Some athletes look like they have grafted their way to the top. They are hard work in a nutshell, the 10,000 hours rule personified, grimacing, sweating and busting a gut as they go about doing what they do best.
Some athletes make whatever they pull off look absolutely effortless. They’ve put in the hours too, but everything just appears easy, smooth and off the cuff.
Thiago Alcantara definitely falls into the second camp.
The Spaniard oozes class – world class, for that matter. He is elegant and graceful. He sees what others don’t and executes instinctive passes accordingly. He makes football look like art.
Thiago’s unique style is a result of his diverse upbringing. The midfielder is a melting pot of Brazilian flair and quick feet – his father Mazinho played 35 times for the Brazil national team, and Thiago spent five years in the Flamengo youth system – and Barcelona’s Tiki-taka meets Total Football club philosophy.
The 29-year-old completed his footballing education in Barcelona’s esteemed La Masia academy, making his first steps into the senior team in 2009. The Barcelona DNA is oh so evident in Thiago’s style of play, with his exquisite passing technique, vision and distribution.
He is very much the one that got away for Barcelona. With two fellow technically gifted La Masia alumnus – Andres Iniesta and Xavi – limiting his first team opportunities at Camp Nou, it was another La Masia midfield graduate who made it his mission to sign Thiago.
“I spoke to the club and told them about my concept and told them why I want Thiago. He is the only player that I want. It will be him or no one.”
– Pep Guardiola
Pep Guardiola – the man who had handed 18-year-old Thiago his first team debut at Barcelona – took the Bayern Munich hot seat in 2013, and Thiago was top of his wish list.
The pair share a love for control, logic and intensity. Guardiola made it very clear that a reunion with his former player was a priority at the Allianz Arena.
It was a match made in heaven. When he played, he was brilliant. Unfortunately, he didn’t play that often. Thiago’s first two seasons at Bayern were blighted by injury, and he made just 23 Bundesliga appearances.
But once his fitness returned, Thiago was instrumental. During the entirety of Bayern’s 2016/17 Bundesliga title-winning campaign, his passing accuracy was 90.2%.
The 2019/20 Bayern Munich team is one of the finest club sides in European football history. They were a well oiled machine, sending records tumbling as they energetically pressed and passed their way to the treble. Thiago was an integral part of this all-time great side.

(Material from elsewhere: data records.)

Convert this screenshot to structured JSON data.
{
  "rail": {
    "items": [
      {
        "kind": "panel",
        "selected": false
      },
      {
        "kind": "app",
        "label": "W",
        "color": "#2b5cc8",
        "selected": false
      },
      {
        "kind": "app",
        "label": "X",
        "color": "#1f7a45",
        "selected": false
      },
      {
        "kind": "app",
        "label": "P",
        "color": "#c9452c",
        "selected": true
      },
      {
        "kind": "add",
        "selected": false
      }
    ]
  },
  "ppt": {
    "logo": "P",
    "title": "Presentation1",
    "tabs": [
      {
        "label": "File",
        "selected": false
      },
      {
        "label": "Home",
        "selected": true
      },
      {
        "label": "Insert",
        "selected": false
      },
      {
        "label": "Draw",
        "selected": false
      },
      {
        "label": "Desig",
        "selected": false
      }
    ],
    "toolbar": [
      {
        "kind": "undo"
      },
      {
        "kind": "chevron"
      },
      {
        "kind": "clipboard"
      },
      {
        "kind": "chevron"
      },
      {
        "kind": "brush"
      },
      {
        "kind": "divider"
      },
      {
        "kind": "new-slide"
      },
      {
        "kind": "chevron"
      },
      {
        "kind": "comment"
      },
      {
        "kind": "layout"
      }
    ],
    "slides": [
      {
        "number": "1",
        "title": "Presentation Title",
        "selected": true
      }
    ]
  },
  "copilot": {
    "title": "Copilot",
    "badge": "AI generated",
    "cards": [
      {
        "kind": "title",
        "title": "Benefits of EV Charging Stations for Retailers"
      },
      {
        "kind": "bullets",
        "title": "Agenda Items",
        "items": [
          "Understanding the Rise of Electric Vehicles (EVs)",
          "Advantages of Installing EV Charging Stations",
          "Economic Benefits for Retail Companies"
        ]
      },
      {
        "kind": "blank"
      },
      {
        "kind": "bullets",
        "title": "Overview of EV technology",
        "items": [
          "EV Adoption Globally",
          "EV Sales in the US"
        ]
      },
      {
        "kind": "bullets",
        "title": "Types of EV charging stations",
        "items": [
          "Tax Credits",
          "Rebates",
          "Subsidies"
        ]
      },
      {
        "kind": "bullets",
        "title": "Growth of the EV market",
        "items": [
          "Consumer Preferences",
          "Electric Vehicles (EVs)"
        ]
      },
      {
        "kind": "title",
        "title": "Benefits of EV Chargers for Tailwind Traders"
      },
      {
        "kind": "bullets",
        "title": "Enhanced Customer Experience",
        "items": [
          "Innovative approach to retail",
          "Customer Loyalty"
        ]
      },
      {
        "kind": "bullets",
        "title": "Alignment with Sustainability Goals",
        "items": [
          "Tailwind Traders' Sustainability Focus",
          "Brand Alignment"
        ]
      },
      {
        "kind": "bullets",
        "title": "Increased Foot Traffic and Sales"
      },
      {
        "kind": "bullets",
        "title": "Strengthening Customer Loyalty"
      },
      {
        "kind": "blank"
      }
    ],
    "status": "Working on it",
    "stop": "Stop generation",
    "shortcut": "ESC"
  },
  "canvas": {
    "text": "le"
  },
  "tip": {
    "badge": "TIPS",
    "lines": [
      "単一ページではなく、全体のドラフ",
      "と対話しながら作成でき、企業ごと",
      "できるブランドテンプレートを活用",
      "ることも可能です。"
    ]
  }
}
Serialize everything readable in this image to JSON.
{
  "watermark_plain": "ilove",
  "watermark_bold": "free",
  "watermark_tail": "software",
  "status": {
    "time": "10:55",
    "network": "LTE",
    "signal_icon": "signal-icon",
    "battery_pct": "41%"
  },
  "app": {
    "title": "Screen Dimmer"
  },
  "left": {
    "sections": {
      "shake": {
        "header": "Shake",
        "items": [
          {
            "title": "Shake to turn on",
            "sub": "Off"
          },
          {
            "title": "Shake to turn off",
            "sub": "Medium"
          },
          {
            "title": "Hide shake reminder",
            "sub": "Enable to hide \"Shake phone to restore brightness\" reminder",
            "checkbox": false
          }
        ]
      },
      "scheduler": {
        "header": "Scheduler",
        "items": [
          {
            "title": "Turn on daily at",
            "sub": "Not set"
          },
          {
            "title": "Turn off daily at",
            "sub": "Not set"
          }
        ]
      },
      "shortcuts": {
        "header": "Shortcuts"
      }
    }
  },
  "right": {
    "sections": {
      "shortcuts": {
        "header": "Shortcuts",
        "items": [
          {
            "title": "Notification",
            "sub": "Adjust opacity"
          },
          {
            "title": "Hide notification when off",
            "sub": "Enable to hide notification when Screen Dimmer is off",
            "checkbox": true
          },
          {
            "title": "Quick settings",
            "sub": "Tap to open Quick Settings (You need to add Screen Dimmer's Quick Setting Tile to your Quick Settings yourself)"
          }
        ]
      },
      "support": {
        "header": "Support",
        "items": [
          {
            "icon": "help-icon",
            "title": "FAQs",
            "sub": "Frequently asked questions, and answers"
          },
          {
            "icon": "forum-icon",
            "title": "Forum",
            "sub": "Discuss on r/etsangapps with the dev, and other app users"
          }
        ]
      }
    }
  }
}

The Spanish international was frequently deployed in the deep lying midfield role alongside Leon Goretzka or Joshua Kimmich. In the 2019/20 Champions League final, it was the former. With Goretzka’s all action style and Thiago’s calmness and composure, the pair complemented one another majestically.
Thiago turned in a stunning performance against PSG. He made 85 passes – 26 more than any other player – and only David Alaba bettered Thiago’s 88.2% passing accuracy. No player created more chances or completed more successful long passes.
But statistics never tell the full story with Thiago. You cannot boil his irresistible first touch or insane passing technique down to a statistic.
“He does not wait for the gaps to appear. He makes them appear.”
– Michael Ballack
Thiago can pluck the ball out of the air and it will stick to his laces like glue. But it’s his trademark touch and turn when receiving the ball on the half turn inside his own half that really catches the eye. His awareness to take the ball with the outside of his boot and dart past his opponent in one, swift, effortless movement is mesmeric. The shake of the hips, the shifting of his weight; defenders cannot get near him.
He pulled this off time and time again in the Champions League final. The pressure of the biggest stage of all did not phase him. It was this performance that is said to have sealed the deal for Jurgen Klopp, leaving the Liverpool boss in no doubt that Thiago would be the perfect addition to his already pretty perfect team.
Like Hansi Flick’s Bayern, Liverpool are also an energetic, all action pressing machine. And for all the elegant touches, the delicate passes and the graceful quick feet, Thiago is this too. Out of possession he is like a terrier, bursting after the ball with a relentless intensity and work rate that someone with his supreme technical ability could sometimes get away with not having.
Football is a team sport, and non more so in a team like Klopp’s Liverpool or Flick’s Bayern, where everyone’s role is an intricate piece to a perfectly constructed puzzle.
But sometimes, you could quite easily just spend 90 minutes watching Thiago. Watching his crisp passing, his razor sharp vision, his outrageous control, his supreme footballing brain. If you wanted to show someone why football was called the beautiful game, you’d show them Thiago.